---------- Data records

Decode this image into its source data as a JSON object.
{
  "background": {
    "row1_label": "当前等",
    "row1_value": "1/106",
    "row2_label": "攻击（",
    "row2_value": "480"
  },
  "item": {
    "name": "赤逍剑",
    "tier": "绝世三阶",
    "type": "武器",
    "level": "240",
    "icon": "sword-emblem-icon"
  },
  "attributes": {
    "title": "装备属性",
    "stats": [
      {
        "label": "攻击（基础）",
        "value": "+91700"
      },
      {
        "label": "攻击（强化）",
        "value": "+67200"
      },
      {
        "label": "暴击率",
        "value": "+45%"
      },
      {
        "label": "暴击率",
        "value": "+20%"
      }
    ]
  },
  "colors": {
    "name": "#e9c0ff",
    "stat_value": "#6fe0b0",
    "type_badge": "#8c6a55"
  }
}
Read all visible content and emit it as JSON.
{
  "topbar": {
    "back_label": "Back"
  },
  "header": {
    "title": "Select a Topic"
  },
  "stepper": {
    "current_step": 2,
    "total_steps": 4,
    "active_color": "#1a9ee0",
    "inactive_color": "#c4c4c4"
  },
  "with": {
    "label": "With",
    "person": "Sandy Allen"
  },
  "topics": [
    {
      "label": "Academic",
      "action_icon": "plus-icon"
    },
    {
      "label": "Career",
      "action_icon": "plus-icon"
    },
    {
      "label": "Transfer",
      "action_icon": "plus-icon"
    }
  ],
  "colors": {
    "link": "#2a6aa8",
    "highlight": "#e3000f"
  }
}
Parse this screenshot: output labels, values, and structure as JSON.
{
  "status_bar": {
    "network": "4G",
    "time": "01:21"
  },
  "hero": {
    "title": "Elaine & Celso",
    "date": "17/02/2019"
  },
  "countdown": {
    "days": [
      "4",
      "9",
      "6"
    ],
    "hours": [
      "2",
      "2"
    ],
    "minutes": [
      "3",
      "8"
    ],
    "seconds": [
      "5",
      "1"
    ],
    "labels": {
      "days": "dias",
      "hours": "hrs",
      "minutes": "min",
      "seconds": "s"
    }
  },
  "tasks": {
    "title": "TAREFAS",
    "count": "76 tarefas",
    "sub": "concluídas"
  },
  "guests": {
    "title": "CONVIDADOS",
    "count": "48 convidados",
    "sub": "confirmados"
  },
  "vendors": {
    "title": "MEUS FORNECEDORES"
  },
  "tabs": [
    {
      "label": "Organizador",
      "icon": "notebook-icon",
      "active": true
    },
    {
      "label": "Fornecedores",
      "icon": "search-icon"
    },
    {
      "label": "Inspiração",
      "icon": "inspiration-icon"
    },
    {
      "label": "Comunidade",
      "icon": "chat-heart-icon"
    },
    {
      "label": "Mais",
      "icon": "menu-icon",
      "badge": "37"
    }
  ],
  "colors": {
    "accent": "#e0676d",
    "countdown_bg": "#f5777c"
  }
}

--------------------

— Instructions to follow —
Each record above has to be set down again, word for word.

— Expected output —
Decode this image into its source data as a JSON object.
{
  "background": {
    "row1_label": "当前等",
    "row1_value": "1/106",
    "row2_label": "攻击（",
    "row2_value": "480"
  },
  "item": {
    "name": "赤逍剑",
    "tier": "绝世三阶",
    "type": "武器",
    "level": "240",
    "icon": "sword-emblem-icon"
  },
  "attributes": {
    "title": "装备属性",
    "stats": [
      {
        "label": "攻击（基础）",
        "value": "+91700"
      },
      {
        "label": "攻击（强化）",
        "value": "+67200"
      },
      {
        "label": "暴击率",
        "value": "+45%"
      },
      {
        "label": "暴击率",
        "value": "+20%"
      }
    ]
  },
  "colors": {
    "name": "#e9c0ff",
    "stat_value": "#6fe0b0",
    "type_badge": "#8c6a55"
  }
}
Read all visible content and emit it as JSON.
{
  "topbar": {
    "back_label": "Back"
  },
  "header": {
    "title": "Select a Topic"
  },
  "stepper": {
    "current_step": 2,
    "total_steps": 4,
    "active_color": "#1a9ee0",
    "inactive_color": "#c4c4c4"
  },
  "with": {
    "label": "With",
    "person": "Sandy Allen"
  },
  "topics": [
    {
      "label": "Academic",
      "action_icon": "plus-icon"
    },
    {
      "label": "Career",
      "action_icon": "plus-icon"
    },
    {
      "label": "Transfer",
      "action_icon": "plus-icon"
    }
  ],
  "colors": {
    "link": "#2a6aa8",
    "highlight": "#e3000f"
  }
}
Parse this screenshot: output labels, values, and structure as JSON.
{
  "status_bar": {
    "network": "4G",
    "time": "01:21"
  },
  "hero": {
    "title": "Elaine & Celso",
    "date": "17/02/2019"
  },
  "countdown": {
    "days": [
      "4",
      "9",
      "6"
    ],
    "hours": [
      "2",
      "2"
    ],
    "minutes": [
      "3",
      "8"
    ],
    "seconds": [
      "5",
      "1"
    ],
    "labels": {
      "days": "dias",
      "hours": "hrs",
      "minutes": "min",
      "seconds": "s"
    }
  },
  "tasks": {
    "title": "TAREFAS",
    "count": "76 tarefas",
    "sub": "concluídas"
  },
  "guests": {
    "title": "CONVIDADOS",
    "count": "48 convidados",
    "sub": "confirmados"
  },
  "vendors": {
    "title": "MEUS FORNECEDORES"
  },
  "tabs": [
    {
      "label": "Organizador",
      "icon": "notebook-icon",
      "active": true
    },
    {
      "label": "Fornecedores",
      "icon": "search-icon"
    },
    {
      "label": "Inspiração",
      "icon": "inspiration-icon"
    },
    {
      "label": "Comunidade",
      "icon": "chat-heart-icon"
    },
    {
      "label": "Mais",
      "icon": "menu-icon",
      "badge": "37"
    }
  ],
  "colors": {
    "accent": "#e0676d",
    "countdown_bg": "#f5777c"
  }
}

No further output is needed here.